If you have the desire, you can find this information online in several places. While the law is quite simple, it is a bit confusing. The law is not specific to the Dui expungement, but to all those who have stolen, embezzled, or otherwise misused their car.
I can’t say that I personally have a problem with it. It’s just a law that applies to those who have the desire, but the law itself doesn’t have anything to do with the desire. The law applies to all those who have stolen, embezzled, or otherwise misused their cars. We aren’t talking about your car here, we’re talking about the cars of those who have stolen, embezzled, or otherwise misused their cars.
The law has been in place in the Chicago area for over 30 years (there have been no reported collisions in that time) but the problem is that those who have stolen, embezzled, or otherwise misused their cars are left with an unpleasant option: to have an auto-removal service. If they choose to have this service, they are required to pay a deductible (often thousands of dollars) and to post a $500 bond in order to have their cars returned.
And this is why there is a law in place to deal with this issue as a whole. Since the law was enacted in 1972 there have only been a few reported cases of theft, embezzlement, or misuse of a vehicle. The problem is that most of those who are caught go to jail for a very long time.
I think the biggest thing that this law does is to give thieves and criminals a reason to steal. In the meantime, it is a good idea to get your car out of the driveway as soon as you can.
The current law does not allow a car to be stolen. So once you get to the dealership you should be able to turn on the lights to get the cars back.
I don’t know if the law will work in the long run, but there is a good chance that it will. The problem is that the law is so long and complicated that it can potentially take a thief and a criminal an entire year to get caught if they’re caught at all. I don’t think you should be the first to commit a crime.
This is especially true for those who have been driving for years without getting caught. Most states have a very strict and detailed police report, detailing the driving history of the person you’re charged with. This report can include the type of car, what was the vehicle’s previous owner, if the car had previous accidents, if the car had previous police reports, and if the driver was under the influence of alcohol or drugs. The report also details if the person was under the age of 21.
This is a little more complicated, but you can get a similar report from your state DMV. This report can include things like whether the person was the owner of the car and if they were driving a vehicle that was registered in that person’s name. If you do have a report on file, this will help you prove that you’re not the same person as the person being charged.

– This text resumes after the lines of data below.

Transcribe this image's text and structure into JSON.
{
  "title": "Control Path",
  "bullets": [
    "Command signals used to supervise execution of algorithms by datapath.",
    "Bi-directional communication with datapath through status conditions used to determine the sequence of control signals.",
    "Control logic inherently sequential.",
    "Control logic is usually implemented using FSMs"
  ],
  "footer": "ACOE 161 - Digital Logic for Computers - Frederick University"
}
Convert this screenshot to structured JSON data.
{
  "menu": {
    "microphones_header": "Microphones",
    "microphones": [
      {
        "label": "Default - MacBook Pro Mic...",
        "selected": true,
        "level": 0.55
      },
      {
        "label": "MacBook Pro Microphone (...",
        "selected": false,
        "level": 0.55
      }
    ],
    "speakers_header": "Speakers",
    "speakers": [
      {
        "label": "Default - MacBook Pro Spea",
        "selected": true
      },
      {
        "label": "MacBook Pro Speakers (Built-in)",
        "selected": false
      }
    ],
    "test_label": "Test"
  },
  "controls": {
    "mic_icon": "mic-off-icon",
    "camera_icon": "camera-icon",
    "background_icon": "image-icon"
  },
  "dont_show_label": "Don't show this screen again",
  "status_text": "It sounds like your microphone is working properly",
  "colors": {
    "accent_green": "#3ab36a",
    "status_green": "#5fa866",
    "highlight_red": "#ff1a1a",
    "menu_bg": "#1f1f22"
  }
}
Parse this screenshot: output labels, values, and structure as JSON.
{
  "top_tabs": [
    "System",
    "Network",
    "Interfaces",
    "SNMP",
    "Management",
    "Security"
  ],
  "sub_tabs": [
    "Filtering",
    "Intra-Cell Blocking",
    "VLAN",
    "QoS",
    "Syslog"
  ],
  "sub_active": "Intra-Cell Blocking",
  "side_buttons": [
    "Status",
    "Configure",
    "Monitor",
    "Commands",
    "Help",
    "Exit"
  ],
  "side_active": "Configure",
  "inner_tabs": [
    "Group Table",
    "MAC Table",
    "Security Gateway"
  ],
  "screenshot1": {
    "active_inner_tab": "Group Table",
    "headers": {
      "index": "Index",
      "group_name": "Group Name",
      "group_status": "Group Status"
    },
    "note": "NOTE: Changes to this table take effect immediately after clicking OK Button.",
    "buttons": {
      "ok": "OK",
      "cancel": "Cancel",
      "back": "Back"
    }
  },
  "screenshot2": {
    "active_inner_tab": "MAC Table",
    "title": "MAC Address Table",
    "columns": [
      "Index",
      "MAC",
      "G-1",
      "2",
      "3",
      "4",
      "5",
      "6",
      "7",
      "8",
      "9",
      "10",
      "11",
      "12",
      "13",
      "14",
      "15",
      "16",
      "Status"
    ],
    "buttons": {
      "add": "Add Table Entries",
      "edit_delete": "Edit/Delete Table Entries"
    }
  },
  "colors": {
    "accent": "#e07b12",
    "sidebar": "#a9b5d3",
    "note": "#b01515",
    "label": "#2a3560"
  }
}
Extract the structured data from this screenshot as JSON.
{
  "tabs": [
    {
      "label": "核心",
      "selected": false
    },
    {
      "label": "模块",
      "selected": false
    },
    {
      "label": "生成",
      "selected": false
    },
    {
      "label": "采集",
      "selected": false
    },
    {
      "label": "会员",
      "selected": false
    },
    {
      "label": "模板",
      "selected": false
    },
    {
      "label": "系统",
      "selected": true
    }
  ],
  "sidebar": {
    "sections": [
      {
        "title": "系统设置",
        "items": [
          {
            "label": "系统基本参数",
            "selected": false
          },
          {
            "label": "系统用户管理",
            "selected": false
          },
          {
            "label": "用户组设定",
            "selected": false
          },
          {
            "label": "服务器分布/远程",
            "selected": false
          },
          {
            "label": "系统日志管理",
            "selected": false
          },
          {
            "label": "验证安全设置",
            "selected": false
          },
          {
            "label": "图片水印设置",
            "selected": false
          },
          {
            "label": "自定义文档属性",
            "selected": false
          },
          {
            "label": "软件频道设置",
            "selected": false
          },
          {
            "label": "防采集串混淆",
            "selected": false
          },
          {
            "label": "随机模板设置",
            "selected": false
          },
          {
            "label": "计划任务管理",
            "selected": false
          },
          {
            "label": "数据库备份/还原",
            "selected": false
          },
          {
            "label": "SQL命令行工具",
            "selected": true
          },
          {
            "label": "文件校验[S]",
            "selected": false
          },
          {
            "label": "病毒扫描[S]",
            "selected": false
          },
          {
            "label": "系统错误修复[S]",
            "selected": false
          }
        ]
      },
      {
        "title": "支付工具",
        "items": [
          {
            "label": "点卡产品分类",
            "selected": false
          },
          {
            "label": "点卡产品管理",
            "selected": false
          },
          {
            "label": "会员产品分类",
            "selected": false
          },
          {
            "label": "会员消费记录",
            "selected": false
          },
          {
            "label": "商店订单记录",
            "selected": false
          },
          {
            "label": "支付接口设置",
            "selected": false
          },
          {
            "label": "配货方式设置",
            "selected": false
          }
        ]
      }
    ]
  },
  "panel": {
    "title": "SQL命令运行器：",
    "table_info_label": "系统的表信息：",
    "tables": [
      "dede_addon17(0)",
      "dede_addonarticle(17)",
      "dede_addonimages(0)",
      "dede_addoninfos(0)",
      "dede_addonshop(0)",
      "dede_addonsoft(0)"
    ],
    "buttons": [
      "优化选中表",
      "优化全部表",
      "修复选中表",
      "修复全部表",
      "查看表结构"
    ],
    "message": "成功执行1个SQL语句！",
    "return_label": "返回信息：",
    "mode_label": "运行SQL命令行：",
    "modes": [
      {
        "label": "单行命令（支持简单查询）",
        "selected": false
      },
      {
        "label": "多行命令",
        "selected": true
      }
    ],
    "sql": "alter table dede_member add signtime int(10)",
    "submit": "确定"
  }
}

If you’re under 21 (or 21 and not the owner of the vehicle), you need to be present at the scene to give a blood sample. This will prove that you have a blood alcohol content of 0.08 percent or higher.